WHAT IS NEEDED >>
Copy out each entry below verbatim, skipping the images.

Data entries
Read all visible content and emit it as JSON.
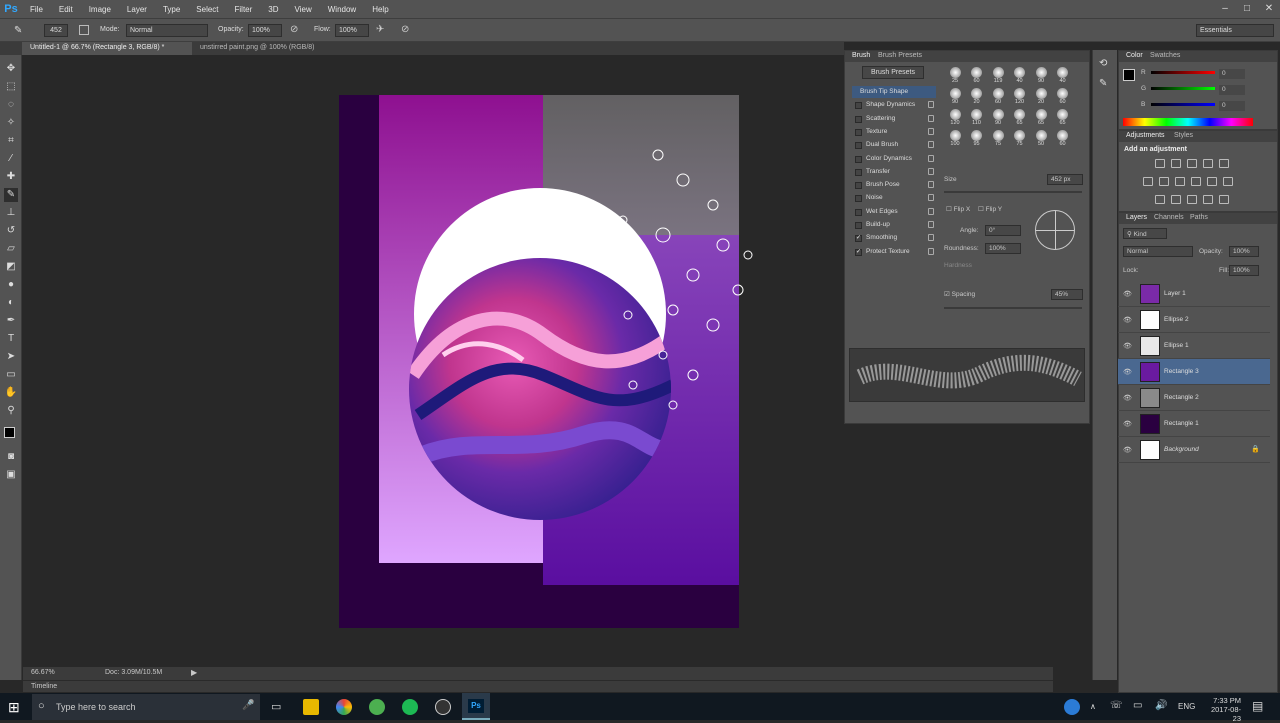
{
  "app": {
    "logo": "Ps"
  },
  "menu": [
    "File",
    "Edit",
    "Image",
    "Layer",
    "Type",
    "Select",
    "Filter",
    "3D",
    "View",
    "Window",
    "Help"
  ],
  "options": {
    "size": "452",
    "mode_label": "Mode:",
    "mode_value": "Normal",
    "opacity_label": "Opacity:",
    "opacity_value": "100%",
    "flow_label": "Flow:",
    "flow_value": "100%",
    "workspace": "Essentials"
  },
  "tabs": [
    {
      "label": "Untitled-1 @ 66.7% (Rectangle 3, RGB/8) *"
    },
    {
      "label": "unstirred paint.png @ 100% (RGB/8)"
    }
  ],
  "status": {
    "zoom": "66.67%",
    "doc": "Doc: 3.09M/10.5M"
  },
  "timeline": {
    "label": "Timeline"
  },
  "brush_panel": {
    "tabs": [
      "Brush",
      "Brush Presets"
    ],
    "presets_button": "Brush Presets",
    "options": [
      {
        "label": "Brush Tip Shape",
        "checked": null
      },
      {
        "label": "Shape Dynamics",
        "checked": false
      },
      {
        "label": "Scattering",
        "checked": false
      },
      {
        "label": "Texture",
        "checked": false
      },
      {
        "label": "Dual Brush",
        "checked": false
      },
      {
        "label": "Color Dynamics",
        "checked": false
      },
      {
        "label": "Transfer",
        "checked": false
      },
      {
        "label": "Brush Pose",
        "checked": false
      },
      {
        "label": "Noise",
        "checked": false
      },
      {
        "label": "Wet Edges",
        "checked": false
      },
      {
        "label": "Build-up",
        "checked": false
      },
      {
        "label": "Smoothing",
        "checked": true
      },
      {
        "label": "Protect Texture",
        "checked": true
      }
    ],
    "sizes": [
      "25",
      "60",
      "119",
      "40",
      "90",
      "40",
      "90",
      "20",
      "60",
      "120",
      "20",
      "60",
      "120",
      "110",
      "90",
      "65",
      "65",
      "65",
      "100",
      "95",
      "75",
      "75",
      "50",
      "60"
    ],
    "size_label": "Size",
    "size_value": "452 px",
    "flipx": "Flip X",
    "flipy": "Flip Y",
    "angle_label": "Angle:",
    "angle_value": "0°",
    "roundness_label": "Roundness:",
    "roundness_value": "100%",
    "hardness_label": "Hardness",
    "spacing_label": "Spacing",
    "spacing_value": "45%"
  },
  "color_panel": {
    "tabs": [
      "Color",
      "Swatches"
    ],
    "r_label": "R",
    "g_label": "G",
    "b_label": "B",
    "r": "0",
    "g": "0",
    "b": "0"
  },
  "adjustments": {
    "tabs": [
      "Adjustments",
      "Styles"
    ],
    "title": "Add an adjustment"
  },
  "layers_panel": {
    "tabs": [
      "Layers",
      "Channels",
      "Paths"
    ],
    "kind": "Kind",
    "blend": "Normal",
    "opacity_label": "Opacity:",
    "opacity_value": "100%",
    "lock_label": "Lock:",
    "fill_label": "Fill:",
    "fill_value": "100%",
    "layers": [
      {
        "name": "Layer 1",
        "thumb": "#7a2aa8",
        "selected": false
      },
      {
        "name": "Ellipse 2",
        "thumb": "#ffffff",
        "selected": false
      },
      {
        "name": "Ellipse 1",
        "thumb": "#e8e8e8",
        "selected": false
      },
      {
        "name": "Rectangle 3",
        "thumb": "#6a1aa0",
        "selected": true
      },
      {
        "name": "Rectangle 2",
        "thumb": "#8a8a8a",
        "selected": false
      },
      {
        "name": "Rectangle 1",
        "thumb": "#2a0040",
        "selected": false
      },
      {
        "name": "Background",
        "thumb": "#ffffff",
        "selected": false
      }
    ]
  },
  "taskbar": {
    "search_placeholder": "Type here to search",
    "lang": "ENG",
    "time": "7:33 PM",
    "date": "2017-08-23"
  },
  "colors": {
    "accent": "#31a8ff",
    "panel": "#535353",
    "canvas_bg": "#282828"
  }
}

ANSWER TO THIS PROBLEM >>
Read all visible content and emit it as JSON.
{
  "app": {
    "logo": "Ps"
  },
  "menu": [
    "File",
    "Edit",
    "Image",
    "Layer",
    "Type",
    "Select",
    "Filter",
    "3D",
    "View",
    "Window",
    "Help"
  ],
  "options": {
    "size": "452",
    "mode_label": "Mode:",
    "mode_value": "Normal",
    "opacity_label": "Opacity:",
    "opacity_value": "100%",
    "flow_label": "Flow:",
    "flow_value": "100%",
    "workspace": "Essentials"
  },
  "tabs": [
    {
      "label": "Untitled-1 @ 66.7% (Rectangle 3, RGB/8) *"
    },
    {
      "label": "unstirred paint.png @ 100% (RGB/8)"
    }
  ],
  "status": {
    "zoom": "66.67%",
    "doc": "Doc: 3.09M/10.5M"
  },
  "timeline": {
    "label": "Timeline"
  },
  "brush_panel": {
    "tabs": [
      "Brush",
      "Brush Presets"
    ],
    "presets_button": "Brush Presets",
    "options": [
      {
        "label": "Brush Tip Shape",
        "checked": null
      },
      {
        "label": "Shape Dynamics",
        "checked": false
      },
      {
        "label": "Scattering",
        "checked": false
      },
      {
        "label": "Texture",
        "checked": false
      },
      {
        "label": "Dual Brush",
        "checked": false
      },
      {
        "label": "Color Dynamics",
        "checked": false
      },
      {
        "label": "Transfer",
        "checked": false
      },
      {
        "label": "Brush Pose",
        "checked": false
      },
      {
        "label": "Noise",
        "checked": false
      },
      {
        "label": "Wet Edges",
        "checked": false
      },
      {
        "label": "Build-up",
        "checked": false
      },
      {
        "label": "Smoothing",
        "checked": true
      },
      {
        "label": "Protect Texture",
        "checked": true
      }
    ],
    "sizes": [
      "25",
      "60",
      "119",
      "40",
      "90",
      "40",
      "90",
      "20",
      "60",
      "120",
      "20",
      "60",
      "120",
      "110",
      "90",
      "65",
      "65",
      "65",
      "100",
      "95",
      "75",
      "75",
      "50",
      "60"
    ],
    "size_label": "Size",
    "size_value": "452 px",
    "flipx": "Flip X",
    "flipy": "Flip Y",
    "angle_label": "Angle:",
    "angle_value": "0°",
    "roundness_label": "Roundness:",
    "roundness_value": "100%",
    "hardness_label": "Hardness",
    "spacing_label": "Spacing",
    "spacing_value": "45%"
  },
  "color_panel": {
    "tabs": [
      "Color",
      "Swatches"
    ],
    "r_label": "R",
    "g_label": "G",
    "b_label": "B",
    "r": "0",
    "g": "0",
    "b": "0"
  },
  "adjustments": {
    "tabs": [
      "Adjustments",
      "Styles"
    ],
    "title": "Add an adjustment"
  },
  "layers_panel": {
    "tabs": [
      "Layers",
      "Channels",
      "Paths"
    ],
    "kind": "Kind",
    "blend": "Normal",
    "opacity_label": "Opacity:",
    "opacity_value": "100%",
    "lock_label": "Lock:",
    "fill_label": "Fill:",
    "fill_value": "100%",
    "layers": [
      {
        "name": "Layer 1",
        "thumb": "#7a2aa8",
        "selected": false
      },
      {
        "name": "Ellipse 2",
        "thumb": "#ffffff",
        "selected": false
      },
      {
        "name": "Ellipse 1",
        "thumb": "#e8e8e8",
        "selected": false
      },
      {
        "name": "Rectangle 3",
        "thumb": "#6a1aa0",
        "selected": true
      },
      {
        "name": "Rectangle 2",
        "thumb": "#8a8a8a",
        "selected": false
      },
      {
        "name": "Rectangle 1",
        "thumb": "#2a0040",
        "selected": false
      },
      {
        "name": "Background",
        "thumb": "#ffffff",
        "selected": false
      }
    ]
  },
  "taskbar": {
    "search_placeholder": "Type here to search",
    "lang": "ENG",
    "time": "7:33 PM",
    "date": "2017-08-23"
  },
  "colors": {
    "accent": "#31a8ff",
    "panel": "#535353",
    "canvas_bg": "#282828"
  }
}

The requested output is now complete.